This is by no means a full investigation and mainly reference other articles, but makes for an interesting topic so I’ll use the TL;DR title as there is a lot of info here.


Firstly a definition – xR  refers to the various types of Reality available

  • Virtual Reality
  • Augmented Reality
  • Mixed Reality

Secondly – Everyone is different and xR may affect a person different ways if at all

Thirdly – I’m not trying to put anyone off using or trying an xR platform in any way.

Important note though – some if not all makers of xR equipment don’t recommend anyone with epileptic conditions or special sensitivities use headsets. You should check that vendors product details for further information on this.

If you Google (other search engines are available Virtual Reality Medical Complications then a fair few hits come back, but a lot less for Augmented and Mixed if any.

In Augmented and true Mixed Reality, you can see the real world and overlay virtual things on it. As the body can still see the real world it knows the effects are much less than putting a headset on and being immersed in a completely virtual world.

Everyone is different whilst some will feel no effect, some may.  A Business Insider article on the subject list the possible side effects as:

  • Loss of Spatial Awareness
  • Dizziness and Disorientation
  • Seizures (don’t use if you have an epileptic condition or special sensitivities)
  • Nausea
  • Eye Soreness and Trouble Focussing

For me these will depend on :

  • Type of headset used
  • Duration  of session
  • How person adapts to using the device


Will depend on a persons eyesight and prescriptions if any for lenses.  It will depend on the headset used as to if it adjusts automatically for the users eyes or glasses are needed inside the headset. Some headsets you can get prescription lenses for.

VR Sickness

There are stories and articles around the internet about VR Sickness and it does have its own Wikipedia page (https://en.wikipedia.org/wiki/Virtual_reality_sickness)

Recent article on Medium.com  https://medium.com/s/greatescape/when-working-in-virtual-reality-makes-you-sick-795a61f5e5dc

Motion sickness can be a factor – http://www.bbc.com/future/story/20150814-the-search-for-an-effective-cure-for-motion-sickness

Interesting discovery:

“Last year, a team led by Bethann Hromatka, a biomedical scientist at genetics company 23andMe looked across the entire human genome to see which genetic changes might increase a person’s likelihood of becoming motion sick. The research, published in Human Molecular Genetics, found links between motion sickness and genes involved with balance, eye, ear, and cranial development. In other words: motion sickness seems to be very much hereditary.”

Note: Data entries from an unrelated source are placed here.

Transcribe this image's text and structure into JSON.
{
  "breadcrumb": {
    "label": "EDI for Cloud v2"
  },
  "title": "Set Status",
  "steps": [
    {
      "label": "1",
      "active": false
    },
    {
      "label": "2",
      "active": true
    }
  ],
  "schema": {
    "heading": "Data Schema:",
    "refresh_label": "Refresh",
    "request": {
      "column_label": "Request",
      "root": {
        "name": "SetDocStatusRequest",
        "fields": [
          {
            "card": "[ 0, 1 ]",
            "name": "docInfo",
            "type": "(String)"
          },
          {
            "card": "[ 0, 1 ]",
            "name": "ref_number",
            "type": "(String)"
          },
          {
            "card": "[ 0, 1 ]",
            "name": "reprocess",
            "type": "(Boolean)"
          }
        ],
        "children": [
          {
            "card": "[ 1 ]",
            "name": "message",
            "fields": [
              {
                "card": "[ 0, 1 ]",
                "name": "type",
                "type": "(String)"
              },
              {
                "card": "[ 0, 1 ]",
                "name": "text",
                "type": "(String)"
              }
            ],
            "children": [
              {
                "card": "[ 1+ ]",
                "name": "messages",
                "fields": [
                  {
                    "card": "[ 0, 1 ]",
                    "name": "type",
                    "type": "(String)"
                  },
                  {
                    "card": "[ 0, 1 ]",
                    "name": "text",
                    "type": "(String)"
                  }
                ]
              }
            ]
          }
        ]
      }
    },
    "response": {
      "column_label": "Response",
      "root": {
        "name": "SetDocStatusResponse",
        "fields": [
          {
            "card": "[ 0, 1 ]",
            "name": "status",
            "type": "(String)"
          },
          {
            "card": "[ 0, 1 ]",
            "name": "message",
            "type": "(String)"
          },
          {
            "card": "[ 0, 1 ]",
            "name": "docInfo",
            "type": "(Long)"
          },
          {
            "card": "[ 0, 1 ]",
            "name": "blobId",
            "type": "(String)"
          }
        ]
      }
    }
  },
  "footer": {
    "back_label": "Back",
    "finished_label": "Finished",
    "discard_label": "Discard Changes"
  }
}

The longest video game marathon in Virtual Reality at this time is held by Jack McNee in Australia who on the 2nd April 2017 played for 36 Hours, 2 Minutes and 16 Seconds. (don’t try this one at home!).

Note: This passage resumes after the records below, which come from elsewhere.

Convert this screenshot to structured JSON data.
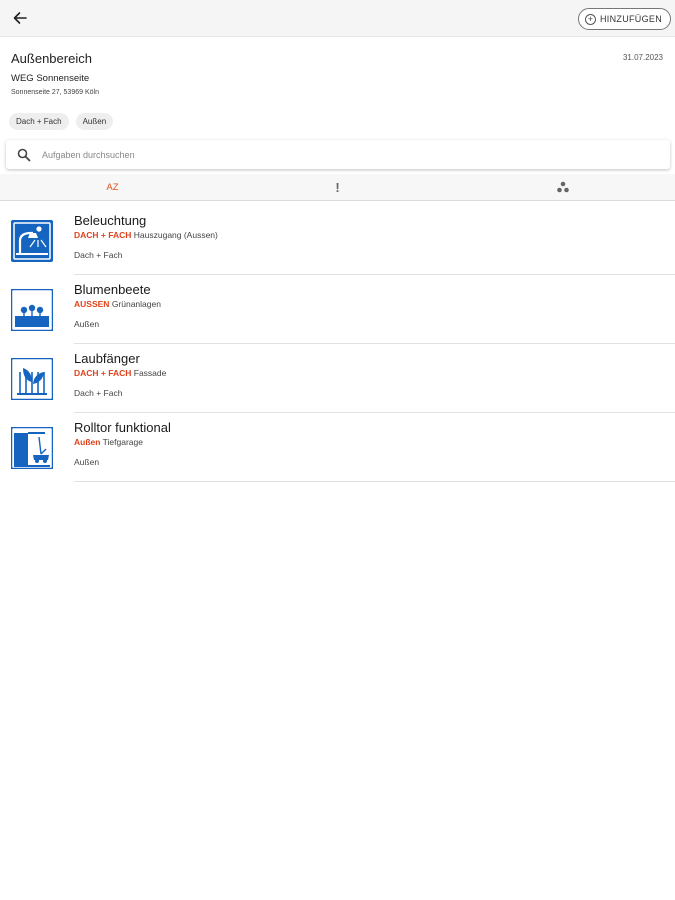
{
  "topbar": {
    "add_label": "HINZUFÜGEN"
  },
  "header": {
    "title": "Außenbereich",
    "date": "31.07.2023",
    "property_name": "WEG Sonnenseite",
    "property_address": "Sonnenseite 27, 53969 Köln",
    "chips": [
      "Dach + Fach",
      "Außen"
    ]
  },
  "search": {
    "placeholder": "Aufgaben durchsuchen"
  },
  "sort": {
    "az_label": "AZ",
    "priority_label": "!"
  },
  "colors": {
    "accent": "#e0421b",
    "icon_blue": "#1565c0"
  },
  "tasks": [
    {
      "name": "Beleuchtung",
      "tag": "DACH + FACH",
      "location": "Hauszugang (Aussen)",
      "group": "Dach + Fach",
      "icon": "light-icon"
    },
    {
      "name": "Blumenbeete",
      "tag": "AUSSEN",
      "location": "Grünanlagen",
      "group": "Außen",
      "icon": "flowerbed-icon"
    },
    {
      "name": "Laubfänger",
      "tag": "DACH + FACH",
      "location": "Fassade",
      "group": "Dach + Fach",
      "icon": "leaf-guard-icon"
    },
    {
      "name": "Rolltor funktional",
      "tag": "Außen",
      "location": "Tiefgarage",
      "group": "Außen",
      "icon": "rolling-gate-icon"
    }
  ]
}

Although I’ve yet to see the results of a full medical study into the effects of Virtual, Augmented and Mixed Reality to form an opinion.

When using xR you should check:

  • Does anyone have any epileptic condition or special sensitivities
  • First time you put the headset on if you feel strange  take it off.  Try again in a few mins.
  • Take regular breaks